In short, we have found no justification for a warrantless search of the drums. The government clearly had probable cause, but " 'no amount of probable cause can justify a warrantless search or seizure absent exigent circumstances.' " Horton, 110 S.Ct. at 2308 n. 7 (quoting Taylor v. United States, 286 U.S. 1, 52 S.Ct. 466, 76 L.Ed. 951 (1932)). The government has not shown any exigent circumstances here. Indeed, it concedes that there was plenty of time to obtain a search warrant and there was no law enforcement value served by performing the search without one. There was no danger that the drums could be lost or destroyed. Government counsel at the suppression hearing below was at a loss to explain why the customs agents failed to obtain a warrant. We cannot correct this oversight after the fact.
A notable exception exists for mail, packages, or other containers that are entering the United States from abroad. See United States v. Ramsey, 431 U.S. 606, 97 S.Ct. 1972, 52 L.Ed.2d 617 (1977). This exception is not applicable here

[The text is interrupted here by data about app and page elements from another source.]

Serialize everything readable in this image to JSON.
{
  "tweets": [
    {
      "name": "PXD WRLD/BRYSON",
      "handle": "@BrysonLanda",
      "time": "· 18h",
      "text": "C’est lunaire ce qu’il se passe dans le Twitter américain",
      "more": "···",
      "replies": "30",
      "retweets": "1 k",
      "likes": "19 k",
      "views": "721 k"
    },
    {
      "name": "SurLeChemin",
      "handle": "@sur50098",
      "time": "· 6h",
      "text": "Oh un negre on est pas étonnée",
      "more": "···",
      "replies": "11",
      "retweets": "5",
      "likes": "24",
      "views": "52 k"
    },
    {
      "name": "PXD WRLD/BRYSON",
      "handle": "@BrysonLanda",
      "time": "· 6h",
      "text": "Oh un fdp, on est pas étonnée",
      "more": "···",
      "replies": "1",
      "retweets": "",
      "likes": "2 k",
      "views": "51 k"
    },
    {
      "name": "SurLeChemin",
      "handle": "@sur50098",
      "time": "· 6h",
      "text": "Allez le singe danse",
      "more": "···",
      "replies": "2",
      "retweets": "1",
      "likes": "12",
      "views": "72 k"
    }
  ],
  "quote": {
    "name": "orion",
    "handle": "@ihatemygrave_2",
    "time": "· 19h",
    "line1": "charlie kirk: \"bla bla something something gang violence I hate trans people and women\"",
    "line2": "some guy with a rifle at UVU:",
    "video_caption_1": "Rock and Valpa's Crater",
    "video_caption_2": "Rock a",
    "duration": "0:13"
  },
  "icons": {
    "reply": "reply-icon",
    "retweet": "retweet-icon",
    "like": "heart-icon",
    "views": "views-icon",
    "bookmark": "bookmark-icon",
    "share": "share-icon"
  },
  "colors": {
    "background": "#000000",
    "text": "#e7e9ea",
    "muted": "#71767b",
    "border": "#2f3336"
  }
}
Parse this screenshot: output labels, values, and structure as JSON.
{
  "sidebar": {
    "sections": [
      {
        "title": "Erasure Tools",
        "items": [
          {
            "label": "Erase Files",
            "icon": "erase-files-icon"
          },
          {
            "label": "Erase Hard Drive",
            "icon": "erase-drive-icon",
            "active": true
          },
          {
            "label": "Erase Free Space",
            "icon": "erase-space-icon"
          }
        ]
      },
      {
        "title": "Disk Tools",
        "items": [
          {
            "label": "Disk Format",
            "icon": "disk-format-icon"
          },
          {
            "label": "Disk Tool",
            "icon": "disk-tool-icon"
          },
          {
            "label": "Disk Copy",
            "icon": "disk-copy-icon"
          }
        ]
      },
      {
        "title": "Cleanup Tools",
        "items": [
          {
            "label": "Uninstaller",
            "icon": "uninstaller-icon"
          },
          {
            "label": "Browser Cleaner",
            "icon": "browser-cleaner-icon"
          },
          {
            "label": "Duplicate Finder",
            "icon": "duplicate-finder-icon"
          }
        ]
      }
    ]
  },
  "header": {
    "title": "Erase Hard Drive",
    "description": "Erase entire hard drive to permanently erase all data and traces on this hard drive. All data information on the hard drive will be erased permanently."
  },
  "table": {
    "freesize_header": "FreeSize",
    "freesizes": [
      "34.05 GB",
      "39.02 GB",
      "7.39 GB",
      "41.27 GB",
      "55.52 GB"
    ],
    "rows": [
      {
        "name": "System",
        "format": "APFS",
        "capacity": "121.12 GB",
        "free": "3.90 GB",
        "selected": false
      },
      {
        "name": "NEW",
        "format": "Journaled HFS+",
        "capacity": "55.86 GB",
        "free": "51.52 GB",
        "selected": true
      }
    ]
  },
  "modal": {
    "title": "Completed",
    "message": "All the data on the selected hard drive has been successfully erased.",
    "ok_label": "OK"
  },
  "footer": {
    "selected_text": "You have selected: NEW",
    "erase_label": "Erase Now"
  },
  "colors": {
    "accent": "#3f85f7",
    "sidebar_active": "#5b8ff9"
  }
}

While both Sanders and Robbins have been overruled, the logic of the Sanders footnote has survived. See United States v. Donnes, 947 F.2d 1430, 1437 (10th Cir.1991)
We do not consider here whether an individual could have a reasonable expectation of privacy in a container when he has plainly communicated its incriminating character to the public--if, for example, the drums in this case were labeled as marijuana